Aging and Geriatrics
In addition to the unique dental needs and challenges of senior adults, there is a vital connection between a healthy body and a healthy mouth. If you want to feel good, stay healthy, and look great throughout life, you might be surprised what a difference a healthy mouth makes. By adopting healthy oral habits at home, making smart choices about diet and lifestyle, and seeking regular dental care, you can help your teeth last a lifetime. More information about this topic can be found at Mouth/Body Connection.
As you know, your teeth are important for speaking, smiling, chewing and appearance. With regular dental visits and overall healthy habits, you can take control of your oral health—whether you have your natural teeth, implants or wear dentures. For more information, please read Tips for Taking Care of Your Teeth and Visiting the Dentist. You may also wish to review Frequently Asked Questions (PDF) that address popular topics such as brushing your teeth, oral cancer detection, oral effects of common medications, and more.
To find a dentist in your area, please see Find an ADA Member Dentist.
Tips for Taking Care of Your Teeth and Visiting the DentistBrushing and Cleaning
Brushing and flossing your teeth is just as important now as it was when you were a youngster.
Brush your teeth twice a day with a product featuring the ADA Seal of Acceptance. Choose a toothbrush with soft bristles. If you have limited ability to move your shoulders, arms or hands, you may benefit from using an electric toothbrush.
Clean between teeth daily with floss or other interdental cleaners such as picks or brushes.
Replace your toothbrush every three or four months, or sooner if the bristles becomes frayed. A worn toothbrush will not do a good job of cleaning your teeth. For more information about toothbrushes, please read A Look at Toothbrushes (September 2007 PDF).
Bacteria stick to your teeth and also to full or partial dentures. If you wear dentures, remember to clean them on a daily basis. Take your dentures out of your mouth for at least four hours every day. It’s best to remove your full or partial dentures at night. To stay healthy, the lining of your mouth needs to rejuvenate after prolonged contact with dentures. Your dentist will provide you with instructions about how long your dentures may be worn each day. Use denture cleaning products like denture cleansers and overnight soaking solutions to help keep dentures fresh and clean.
Consuming optimally fluoridated water throughout life helps prevent tooth decay no matter how old you are. If you choose bottled water, check the label for fluoride content. Talk to your dentist about what is best for you.
Smoking increases problems with gum disease, tooth decay and tooth loss. It also affects healing after dental procedures and the retention of dental implants. There are tobacco cessation programs, over-the counter products and prescription medications that your dentist may prescribe or recommend that can help you quit smoking.

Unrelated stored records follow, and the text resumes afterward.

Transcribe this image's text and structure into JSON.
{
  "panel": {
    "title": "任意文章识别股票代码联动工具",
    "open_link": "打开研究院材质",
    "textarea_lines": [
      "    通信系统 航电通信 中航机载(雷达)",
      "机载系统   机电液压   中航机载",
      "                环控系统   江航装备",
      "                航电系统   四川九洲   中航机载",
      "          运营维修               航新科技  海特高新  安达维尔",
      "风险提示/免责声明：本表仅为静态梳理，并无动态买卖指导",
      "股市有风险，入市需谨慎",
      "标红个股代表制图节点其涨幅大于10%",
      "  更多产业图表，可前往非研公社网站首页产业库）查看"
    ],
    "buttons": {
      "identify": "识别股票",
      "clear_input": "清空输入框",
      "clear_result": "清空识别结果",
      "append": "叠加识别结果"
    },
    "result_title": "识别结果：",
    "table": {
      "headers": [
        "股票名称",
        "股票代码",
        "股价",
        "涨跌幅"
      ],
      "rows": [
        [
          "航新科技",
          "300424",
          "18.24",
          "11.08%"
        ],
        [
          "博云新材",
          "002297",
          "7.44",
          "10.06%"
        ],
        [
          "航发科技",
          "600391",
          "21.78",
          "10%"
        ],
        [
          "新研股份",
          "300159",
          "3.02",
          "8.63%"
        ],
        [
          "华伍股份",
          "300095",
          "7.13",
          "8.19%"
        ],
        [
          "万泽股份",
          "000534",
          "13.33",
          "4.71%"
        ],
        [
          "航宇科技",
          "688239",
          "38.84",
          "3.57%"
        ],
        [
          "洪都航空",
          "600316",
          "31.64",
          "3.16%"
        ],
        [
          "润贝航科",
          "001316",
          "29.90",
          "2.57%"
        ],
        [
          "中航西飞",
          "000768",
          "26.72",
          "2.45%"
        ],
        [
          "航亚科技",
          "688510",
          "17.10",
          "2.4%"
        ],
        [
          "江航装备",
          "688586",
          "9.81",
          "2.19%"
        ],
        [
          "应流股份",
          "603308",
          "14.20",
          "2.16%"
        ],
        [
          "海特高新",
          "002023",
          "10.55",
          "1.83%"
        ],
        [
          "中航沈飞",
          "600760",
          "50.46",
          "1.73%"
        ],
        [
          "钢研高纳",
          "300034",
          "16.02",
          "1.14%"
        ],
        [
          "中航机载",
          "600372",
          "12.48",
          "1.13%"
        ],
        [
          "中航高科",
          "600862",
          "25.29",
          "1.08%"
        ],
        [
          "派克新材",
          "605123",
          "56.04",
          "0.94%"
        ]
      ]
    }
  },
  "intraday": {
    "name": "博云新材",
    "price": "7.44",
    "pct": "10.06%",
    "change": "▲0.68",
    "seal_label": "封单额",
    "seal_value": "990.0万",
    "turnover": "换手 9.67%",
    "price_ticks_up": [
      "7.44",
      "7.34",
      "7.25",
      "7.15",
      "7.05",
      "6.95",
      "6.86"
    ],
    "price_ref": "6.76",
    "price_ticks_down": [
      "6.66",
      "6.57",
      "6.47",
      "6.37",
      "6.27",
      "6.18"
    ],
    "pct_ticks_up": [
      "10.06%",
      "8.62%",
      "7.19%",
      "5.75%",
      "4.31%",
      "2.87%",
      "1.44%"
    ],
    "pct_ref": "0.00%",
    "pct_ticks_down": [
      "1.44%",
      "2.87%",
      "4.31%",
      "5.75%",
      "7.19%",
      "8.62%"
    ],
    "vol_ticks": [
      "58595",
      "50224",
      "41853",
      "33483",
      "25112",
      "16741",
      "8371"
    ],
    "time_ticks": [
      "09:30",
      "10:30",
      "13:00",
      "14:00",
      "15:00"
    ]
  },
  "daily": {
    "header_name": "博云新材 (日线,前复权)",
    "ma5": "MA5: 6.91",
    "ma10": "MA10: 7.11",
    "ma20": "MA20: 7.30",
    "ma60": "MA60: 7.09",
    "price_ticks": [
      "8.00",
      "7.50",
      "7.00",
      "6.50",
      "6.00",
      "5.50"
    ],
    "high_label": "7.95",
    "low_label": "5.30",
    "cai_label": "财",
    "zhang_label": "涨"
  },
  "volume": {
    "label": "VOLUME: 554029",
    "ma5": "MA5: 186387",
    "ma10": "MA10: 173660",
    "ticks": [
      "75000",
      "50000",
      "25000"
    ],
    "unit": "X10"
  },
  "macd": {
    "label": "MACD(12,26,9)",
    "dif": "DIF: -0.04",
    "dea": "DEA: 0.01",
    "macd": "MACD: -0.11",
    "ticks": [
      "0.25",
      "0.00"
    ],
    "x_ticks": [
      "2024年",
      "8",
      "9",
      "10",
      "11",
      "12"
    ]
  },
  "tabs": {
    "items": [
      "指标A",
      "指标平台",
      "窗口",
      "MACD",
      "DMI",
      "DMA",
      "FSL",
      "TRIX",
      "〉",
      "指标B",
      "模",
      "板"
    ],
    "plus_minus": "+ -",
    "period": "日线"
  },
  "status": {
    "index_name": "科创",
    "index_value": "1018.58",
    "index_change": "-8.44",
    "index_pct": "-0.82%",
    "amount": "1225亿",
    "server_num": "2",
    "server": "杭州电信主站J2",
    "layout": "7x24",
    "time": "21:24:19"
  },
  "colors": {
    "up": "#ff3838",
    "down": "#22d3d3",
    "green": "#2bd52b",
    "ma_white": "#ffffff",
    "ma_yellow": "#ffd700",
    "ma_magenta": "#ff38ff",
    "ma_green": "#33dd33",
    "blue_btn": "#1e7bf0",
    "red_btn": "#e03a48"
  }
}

To learn more about smoking cessation programs, see Tobacco-Use Cessation: Resources to Help You Quit (February 2007 PDF).
Visiting the Dentist
Visit your dentist regularly for a complete dental check up. If you need help finding a dentist, see Find an ADA Member Dentist. Your dentist can help evaluate problems that medications may create for your mouth. To get the most out of your dental visit, please bring the following items to your dental checkup:
- An up-to-date list of your medications including vitamin supplements
- An up-to-date list of your medical conditions and allergies
- Information about your health care providers, including all of your doctors and their phone numbers
- Information about your emergency contacts
- Dental insurance or Medicaid cards
- Dentures or partials—even if you aren’t currently wearing them
There is a connection between a healthy mouth and a healthy body. Bleeding gums, visible root surfaces and loose teeth are not normal at any age. These are usually signs of an infection called periodontal (gum) disease. Periodontal infections can be serious and can affect not only the mouth, but potentially your overall health. Likewise, increasing medical evidence suggests that an unhealthy mouth may worsen serious medical problems, like heart disease, stroke, and diabetes. For more information on this topic, please see Healthy Mouth, Healthy Body (April 2006 PDF).